■ INSTRUCTIONS TO FOLLOW
The expected answer is a bare count of the lines in the data below that contain "City".

------ DATASET CONTENT

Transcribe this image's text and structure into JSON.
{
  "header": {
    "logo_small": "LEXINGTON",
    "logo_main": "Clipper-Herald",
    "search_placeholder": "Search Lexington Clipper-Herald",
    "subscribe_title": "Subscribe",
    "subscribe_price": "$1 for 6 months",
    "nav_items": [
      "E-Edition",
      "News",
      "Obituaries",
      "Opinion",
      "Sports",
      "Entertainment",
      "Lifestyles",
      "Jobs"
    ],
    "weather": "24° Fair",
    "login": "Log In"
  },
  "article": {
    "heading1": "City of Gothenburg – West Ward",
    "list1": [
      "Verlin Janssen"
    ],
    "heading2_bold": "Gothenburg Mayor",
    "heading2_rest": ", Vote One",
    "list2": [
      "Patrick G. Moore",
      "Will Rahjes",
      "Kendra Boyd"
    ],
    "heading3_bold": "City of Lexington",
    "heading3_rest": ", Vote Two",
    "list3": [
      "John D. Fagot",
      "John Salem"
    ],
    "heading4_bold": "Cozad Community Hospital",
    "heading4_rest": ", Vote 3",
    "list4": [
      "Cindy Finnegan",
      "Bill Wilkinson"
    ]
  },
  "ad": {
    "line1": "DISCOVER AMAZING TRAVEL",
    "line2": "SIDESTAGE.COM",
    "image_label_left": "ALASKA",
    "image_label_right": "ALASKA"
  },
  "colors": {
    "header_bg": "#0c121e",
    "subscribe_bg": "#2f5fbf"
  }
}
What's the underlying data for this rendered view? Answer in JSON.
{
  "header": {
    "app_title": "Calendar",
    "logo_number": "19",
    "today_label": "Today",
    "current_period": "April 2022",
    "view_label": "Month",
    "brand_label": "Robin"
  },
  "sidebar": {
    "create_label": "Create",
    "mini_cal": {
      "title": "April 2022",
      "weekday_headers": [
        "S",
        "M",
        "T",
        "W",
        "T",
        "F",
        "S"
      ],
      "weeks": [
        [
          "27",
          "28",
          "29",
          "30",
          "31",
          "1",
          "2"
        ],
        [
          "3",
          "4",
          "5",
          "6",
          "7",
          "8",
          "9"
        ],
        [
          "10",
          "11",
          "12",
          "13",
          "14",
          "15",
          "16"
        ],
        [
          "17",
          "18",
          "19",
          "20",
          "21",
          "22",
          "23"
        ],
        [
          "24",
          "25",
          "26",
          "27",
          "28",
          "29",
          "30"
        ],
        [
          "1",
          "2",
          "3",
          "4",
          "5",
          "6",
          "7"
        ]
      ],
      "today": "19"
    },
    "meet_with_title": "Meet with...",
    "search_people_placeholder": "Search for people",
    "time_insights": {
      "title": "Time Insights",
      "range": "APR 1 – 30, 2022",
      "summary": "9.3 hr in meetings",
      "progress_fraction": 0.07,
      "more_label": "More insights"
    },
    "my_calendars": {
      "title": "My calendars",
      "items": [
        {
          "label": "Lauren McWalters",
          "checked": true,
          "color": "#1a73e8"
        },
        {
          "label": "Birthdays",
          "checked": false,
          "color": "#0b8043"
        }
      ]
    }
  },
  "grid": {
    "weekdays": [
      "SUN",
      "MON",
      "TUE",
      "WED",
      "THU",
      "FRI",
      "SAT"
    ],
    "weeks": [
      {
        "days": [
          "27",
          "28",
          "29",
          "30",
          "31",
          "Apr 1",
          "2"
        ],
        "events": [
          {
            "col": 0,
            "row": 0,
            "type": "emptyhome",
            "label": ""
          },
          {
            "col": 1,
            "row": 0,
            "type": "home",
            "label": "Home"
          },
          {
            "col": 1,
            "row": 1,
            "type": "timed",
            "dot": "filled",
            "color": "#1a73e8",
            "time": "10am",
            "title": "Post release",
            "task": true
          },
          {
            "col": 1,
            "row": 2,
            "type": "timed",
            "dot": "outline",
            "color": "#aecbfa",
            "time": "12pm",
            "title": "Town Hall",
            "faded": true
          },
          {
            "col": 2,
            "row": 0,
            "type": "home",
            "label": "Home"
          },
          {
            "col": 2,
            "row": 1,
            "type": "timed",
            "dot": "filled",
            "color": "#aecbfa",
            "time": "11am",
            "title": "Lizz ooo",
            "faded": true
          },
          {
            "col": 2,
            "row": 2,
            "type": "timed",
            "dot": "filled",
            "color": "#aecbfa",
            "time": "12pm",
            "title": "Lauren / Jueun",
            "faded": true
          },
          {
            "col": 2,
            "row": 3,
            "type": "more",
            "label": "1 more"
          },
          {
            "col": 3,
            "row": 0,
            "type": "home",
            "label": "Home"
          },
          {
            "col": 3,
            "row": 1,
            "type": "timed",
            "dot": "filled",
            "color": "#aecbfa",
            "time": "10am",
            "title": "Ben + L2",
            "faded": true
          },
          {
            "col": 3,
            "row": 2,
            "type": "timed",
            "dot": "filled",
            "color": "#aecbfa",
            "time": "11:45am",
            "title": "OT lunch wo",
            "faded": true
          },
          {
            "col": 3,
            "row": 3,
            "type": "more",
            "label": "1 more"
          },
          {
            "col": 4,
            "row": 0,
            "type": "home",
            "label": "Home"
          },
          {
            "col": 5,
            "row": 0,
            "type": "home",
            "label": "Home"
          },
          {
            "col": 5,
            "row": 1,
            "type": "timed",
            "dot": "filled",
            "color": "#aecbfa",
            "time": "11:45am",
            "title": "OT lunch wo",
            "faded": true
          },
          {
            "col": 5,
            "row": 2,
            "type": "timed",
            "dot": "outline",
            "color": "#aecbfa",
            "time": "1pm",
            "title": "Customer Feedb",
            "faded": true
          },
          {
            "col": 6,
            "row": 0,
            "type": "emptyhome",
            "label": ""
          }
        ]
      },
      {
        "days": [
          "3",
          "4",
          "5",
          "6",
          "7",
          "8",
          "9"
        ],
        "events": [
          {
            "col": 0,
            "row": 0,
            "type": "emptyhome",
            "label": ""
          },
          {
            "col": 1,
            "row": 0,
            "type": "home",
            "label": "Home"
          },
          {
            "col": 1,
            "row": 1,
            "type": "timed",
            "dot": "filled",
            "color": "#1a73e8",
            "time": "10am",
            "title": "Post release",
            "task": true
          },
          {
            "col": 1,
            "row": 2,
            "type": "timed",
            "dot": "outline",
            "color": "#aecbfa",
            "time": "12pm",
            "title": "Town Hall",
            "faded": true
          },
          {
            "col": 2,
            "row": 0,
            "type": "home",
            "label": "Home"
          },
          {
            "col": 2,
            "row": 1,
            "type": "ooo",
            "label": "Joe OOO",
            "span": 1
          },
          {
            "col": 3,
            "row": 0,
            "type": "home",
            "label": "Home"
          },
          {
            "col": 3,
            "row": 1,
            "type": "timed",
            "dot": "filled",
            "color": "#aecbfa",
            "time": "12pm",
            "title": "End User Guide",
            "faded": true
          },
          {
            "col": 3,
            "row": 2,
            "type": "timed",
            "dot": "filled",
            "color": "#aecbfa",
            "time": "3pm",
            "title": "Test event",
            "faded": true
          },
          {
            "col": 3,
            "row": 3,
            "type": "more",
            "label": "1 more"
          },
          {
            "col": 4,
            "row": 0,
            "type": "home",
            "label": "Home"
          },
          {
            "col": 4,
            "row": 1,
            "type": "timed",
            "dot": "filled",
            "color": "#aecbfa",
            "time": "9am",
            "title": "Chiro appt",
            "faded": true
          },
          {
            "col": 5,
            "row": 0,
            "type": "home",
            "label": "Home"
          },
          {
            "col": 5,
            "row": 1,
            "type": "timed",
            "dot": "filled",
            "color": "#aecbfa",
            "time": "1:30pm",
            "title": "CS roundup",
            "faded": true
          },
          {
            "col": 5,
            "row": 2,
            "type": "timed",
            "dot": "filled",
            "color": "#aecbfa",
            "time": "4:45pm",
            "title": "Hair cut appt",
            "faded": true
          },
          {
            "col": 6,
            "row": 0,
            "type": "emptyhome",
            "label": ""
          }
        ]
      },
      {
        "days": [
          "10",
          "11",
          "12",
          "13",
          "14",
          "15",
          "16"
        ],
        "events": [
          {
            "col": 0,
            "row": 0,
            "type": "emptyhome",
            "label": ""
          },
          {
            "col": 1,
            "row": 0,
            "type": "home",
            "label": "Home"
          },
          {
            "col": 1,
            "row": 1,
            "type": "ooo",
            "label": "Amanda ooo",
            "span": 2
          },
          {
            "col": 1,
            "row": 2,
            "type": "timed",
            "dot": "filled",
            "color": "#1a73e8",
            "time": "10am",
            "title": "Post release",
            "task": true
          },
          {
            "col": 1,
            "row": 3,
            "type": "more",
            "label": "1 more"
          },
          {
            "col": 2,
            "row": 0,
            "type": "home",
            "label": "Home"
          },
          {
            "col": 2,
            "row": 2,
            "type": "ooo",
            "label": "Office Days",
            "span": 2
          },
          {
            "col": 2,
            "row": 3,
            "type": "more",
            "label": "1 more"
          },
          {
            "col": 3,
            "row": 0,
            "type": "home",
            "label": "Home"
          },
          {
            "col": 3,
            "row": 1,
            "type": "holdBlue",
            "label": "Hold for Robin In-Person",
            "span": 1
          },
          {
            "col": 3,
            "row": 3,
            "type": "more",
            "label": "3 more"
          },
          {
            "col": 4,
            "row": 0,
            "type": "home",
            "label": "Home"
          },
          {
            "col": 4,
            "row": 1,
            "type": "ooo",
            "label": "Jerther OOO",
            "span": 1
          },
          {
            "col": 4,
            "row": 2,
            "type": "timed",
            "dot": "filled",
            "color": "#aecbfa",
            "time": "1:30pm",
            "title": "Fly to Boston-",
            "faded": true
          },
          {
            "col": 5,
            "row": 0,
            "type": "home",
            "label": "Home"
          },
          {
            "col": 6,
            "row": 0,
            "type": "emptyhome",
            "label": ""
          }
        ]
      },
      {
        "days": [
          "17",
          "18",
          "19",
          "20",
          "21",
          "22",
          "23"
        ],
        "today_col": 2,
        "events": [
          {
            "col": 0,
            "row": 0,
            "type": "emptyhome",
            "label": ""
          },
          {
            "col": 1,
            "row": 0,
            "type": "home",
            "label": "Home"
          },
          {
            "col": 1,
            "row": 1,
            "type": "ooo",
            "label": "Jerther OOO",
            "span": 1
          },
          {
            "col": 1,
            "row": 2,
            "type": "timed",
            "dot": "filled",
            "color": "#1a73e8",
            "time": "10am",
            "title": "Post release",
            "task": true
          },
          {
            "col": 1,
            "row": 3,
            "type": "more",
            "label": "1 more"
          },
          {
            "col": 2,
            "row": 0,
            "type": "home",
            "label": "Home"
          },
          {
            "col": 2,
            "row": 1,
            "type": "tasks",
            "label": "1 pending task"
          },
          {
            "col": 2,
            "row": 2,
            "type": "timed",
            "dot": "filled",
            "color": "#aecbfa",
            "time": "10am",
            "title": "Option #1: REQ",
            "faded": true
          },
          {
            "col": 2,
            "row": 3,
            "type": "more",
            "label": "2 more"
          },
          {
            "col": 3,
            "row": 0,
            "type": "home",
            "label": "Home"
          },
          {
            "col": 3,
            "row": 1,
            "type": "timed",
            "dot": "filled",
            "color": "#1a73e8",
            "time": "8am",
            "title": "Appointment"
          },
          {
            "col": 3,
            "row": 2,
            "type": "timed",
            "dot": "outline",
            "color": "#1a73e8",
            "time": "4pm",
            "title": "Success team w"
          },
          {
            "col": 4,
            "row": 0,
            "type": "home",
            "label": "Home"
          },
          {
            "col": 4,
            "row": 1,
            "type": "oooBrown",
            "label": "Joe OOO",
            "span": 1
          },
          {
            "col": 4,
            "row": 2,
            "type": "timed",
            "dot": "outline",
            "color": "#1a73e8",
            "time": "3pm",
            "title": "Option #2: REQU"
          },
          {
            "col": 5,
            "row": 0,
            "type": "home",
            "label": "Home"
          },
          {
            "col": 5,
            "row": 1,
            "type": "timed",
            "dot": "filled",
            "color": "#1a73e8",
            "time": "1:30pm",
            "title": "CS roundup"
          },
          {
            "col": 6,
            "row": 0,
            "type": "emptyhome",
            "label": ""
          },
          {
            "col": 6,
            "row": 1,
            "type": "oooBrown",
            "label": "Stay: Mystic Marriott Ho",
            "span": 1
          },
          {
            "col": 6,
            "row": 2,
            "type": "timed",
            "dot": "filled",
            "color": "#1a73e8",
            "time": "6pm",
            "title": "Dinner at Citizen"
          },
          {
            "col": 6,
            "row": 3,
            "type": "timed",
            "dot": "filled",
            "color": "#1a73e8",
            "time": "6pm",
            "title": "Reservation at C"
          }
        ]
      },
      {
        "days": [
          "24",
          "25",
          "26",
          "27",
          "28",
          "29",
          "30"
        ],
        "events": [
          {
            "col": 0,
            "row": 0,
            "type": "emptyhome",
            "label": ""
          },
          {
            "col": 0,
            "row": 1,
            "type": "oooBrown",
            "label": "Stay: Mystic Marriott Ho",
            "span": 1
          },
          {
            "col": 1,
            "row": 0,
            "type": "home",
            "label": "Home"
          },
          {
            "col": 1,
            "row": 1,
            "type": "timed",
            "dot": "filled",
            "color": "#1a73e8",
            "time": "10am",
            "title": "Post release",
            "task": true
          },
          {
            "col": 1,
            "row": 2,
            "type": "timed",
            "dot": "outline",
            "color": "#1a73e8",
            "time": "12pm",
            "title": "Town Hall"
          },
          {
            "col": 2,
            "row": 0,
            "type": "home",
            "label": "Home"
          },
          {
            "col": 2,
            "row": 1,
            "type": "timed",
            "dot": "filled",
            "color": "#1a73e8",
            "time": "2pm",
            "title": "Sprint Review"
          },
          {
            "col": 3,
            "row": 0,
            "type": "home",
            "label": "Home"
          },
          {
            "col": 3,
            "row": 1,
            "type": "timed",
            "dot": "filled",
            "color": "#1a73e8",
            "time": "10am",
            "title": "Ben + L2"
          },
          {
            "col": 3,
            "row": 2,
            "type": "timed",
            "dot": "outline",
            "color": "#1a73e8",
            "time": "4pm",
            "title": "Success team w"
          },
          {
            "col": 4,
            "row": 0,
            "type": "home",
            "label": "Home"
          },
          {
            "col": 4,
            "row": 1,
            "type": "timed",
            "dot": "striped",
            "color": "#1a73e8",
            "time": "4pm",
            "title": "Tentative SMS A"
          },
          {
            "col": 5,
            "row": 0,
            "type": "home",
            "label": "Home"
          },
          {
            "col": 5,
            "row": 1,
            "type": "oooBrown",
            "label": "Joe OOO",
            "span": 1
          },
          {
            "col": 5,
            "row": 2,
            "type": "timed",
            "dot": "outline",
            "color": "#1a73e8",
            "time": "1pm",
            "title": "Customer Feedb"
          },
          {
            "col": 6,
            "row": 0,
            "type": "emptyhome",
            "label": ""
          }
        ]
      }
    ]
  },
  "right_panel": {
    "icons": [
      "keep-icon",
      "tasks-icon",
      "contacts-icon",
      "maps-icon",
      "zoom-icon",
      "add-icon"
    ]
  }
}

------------

■ WORKED SOLUTION
2